- [WORK REQUIRED]:
Each record is to be printed again exactly, though not its pictures.

Items from a dataset
■ ■ ■ ■
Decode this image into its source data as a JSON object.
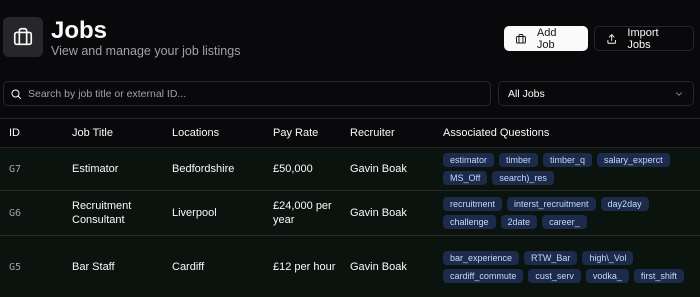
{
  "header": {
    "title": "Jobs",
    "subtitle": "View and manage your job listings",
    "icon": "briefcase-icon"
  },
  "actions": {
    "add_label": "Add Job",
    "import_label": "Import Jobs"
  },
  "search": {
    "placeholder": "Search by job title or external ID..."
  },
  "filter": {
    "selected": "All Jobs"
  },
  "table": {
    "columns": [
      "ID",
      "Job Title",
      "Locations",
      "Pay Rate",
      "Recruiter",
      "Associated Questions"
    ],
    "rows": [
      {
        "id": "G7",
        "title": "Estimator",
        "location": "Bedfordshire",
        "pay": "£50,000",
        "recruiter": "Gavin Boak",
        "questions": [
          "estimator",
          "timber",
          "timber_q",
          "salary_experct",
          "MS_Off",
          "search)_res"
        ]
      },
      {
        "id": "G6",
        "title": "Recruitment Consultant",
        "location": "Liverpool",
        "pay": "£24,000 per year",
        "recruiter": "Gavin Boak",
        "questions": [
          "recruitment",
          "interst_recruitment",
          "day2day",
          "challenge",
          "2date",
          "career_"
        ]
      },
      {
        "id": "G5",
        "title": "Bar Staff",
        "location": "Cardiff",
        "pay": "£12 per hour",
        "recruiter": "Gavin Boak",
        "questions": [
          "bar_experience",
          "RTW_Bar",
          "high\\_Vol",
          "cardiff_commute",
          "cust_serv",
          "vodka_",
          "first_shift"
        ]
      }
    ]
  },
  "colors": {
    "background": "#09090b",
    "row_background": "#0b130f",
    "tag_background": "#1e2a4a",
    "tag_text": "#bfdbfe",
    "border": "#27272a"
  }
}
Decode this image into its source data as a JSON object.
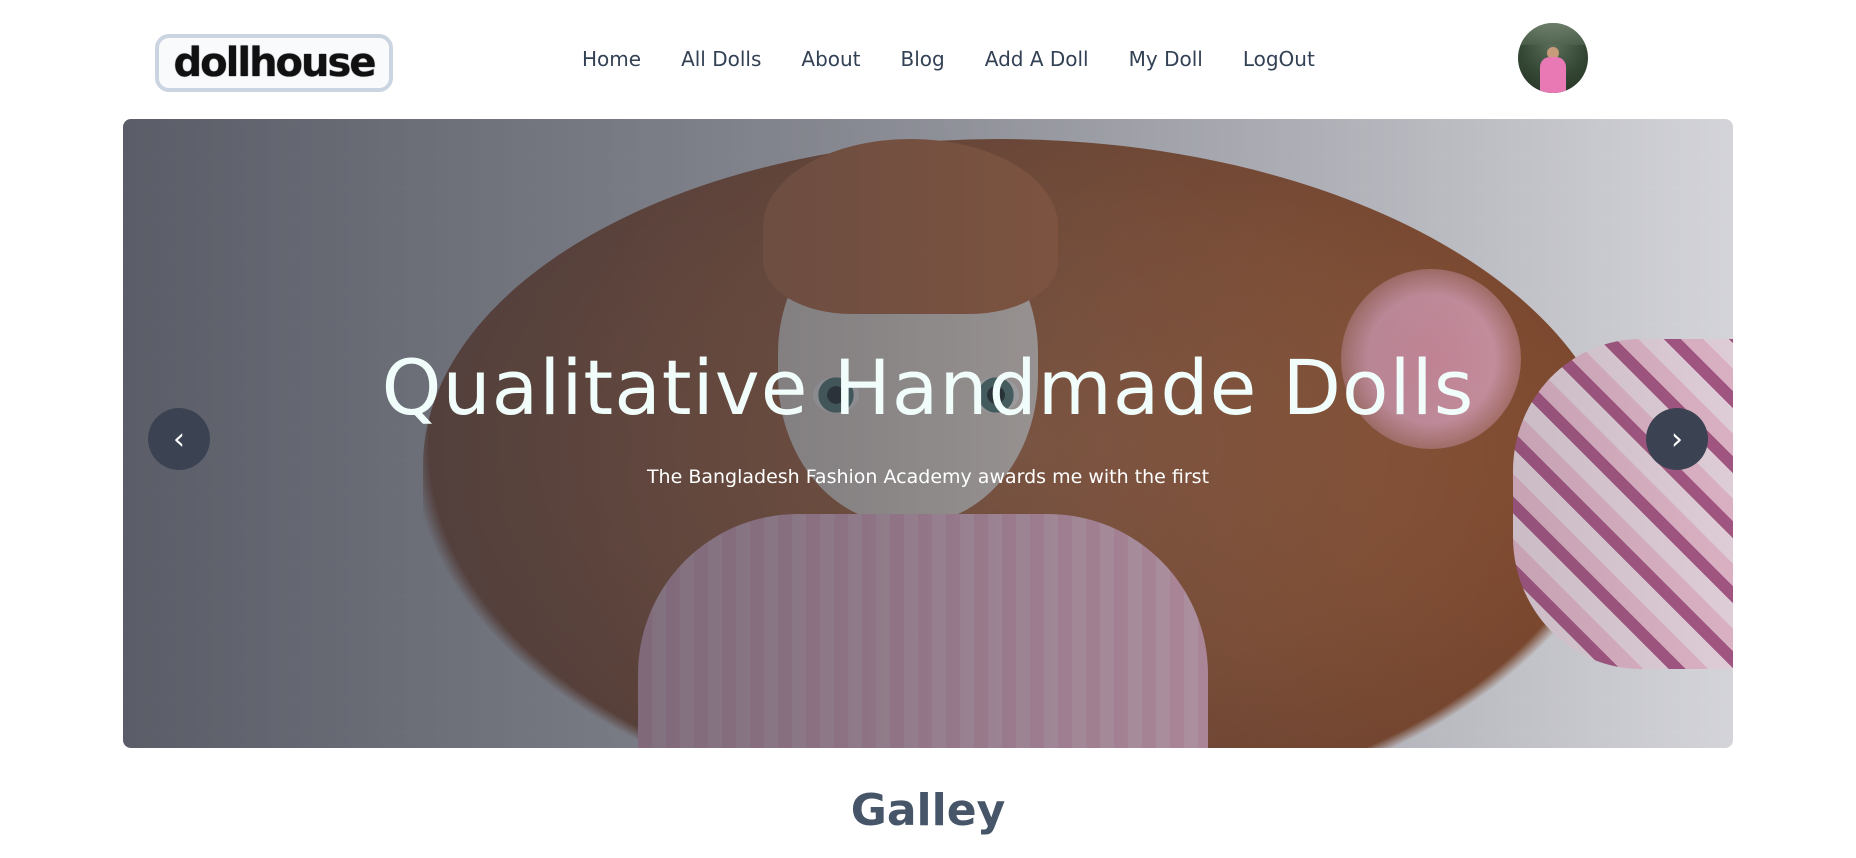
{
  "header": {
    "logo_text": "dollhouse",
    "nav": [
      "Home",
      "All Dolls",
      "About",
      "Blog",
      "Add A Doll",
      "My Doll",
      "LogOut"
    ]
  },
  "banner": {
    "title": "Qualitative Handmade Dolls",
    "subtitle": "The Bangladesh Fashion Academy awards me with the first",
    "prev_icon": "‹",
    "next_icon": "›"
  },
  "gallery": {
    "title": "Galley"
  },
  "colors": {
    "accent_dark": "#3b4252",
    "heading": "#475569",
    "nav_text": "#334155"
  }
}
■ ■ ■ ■
- [PROBLEM SOLUTION]:
Decode this image into its source data as a JSON object.
{
  "header": {
    "title": "Jobs",
    "subtitle": "View and manage your job listings",
    "icon": "briefcase-icon"
  },
  "actions": {
    "add_label": "Add Job",
    "import_label": "Import Jobs"
  },
  "search": {
    "placeholder": "Search by job title or external ID..."
  },
  "filter": {
    "selected": "All Jobs"
  },
  "table": {
    "columns": [
      "ID",
      "Job Title",
      "Locations",
      "Pay Rate",
      "Recruiter",
      "Associated Questions"
    ],
    "rows": [
      {
        "id": "G7",
        "title": "Estimator",
        "location": "Bedfordshire",
        "pay": "£50,000",
        "recruiter": "Gavin Boak",
        "questions": [
          "estimator",
          "timber",
          "timber_q",
          "salary_experct",
          "MS_Off",
          "search)_res"
        ]
      },
      {
        "id": "G6",
        "title": "Recruitment Consultant",
        "location": "Liverpool",
        "pay": "£24,000 per year",
        "recruiter": "Gavin Boak",
        "questions": [
          "recruitment",
          "interst_recruitment",
          "day2day",
          "challenge",
          "2date",
          "career_"
        ]
      },
      {
        "id": "G5",
        "title": "Bar Staff",
        "location": "Cardiff",
        "pay": "£12 per hour",
        "recruiter": "Gavin Boak",
        "questions": [
          "bar_experience",
          "RTW_Bar",
          "high\\_Vol",
          "cardiff_commute",
          "cust_serv",
          "vodka_",
          "first_shift"
        ]
      }
    ]
  },
  "colors": {
    "background": "#09090b",
    "row_background": "#0b130f",
    "tag_background": "#1e2a4a",
    "tag_text": "#bfdbfe",
    "border": "#27272a"
  }
}
Decode this image into its source data as a JSON object.
{
  "header": {
    "logo_text": "dollhouse",
    "nav": [
      "Home",
      "All Dolls",
      "About",
      "Blog",
      "Add A Doll",
      "My Doll",
      "LogOut"
    ]
  },
  "banner": {
    "title": "Qualitative Handmade Dolls",
    "subtitle": "The Bangladesh Fashion Academy awards me with the first",
    "prev_icon": "‹",
    "next_icon": "›"
  },
  "gallery": {
    "title": "Galley"
  },
  "colors": {
    "accent_dark": "#3b4252",
    "heading": "#475569",
    "nav_text": "#334155"
  }
}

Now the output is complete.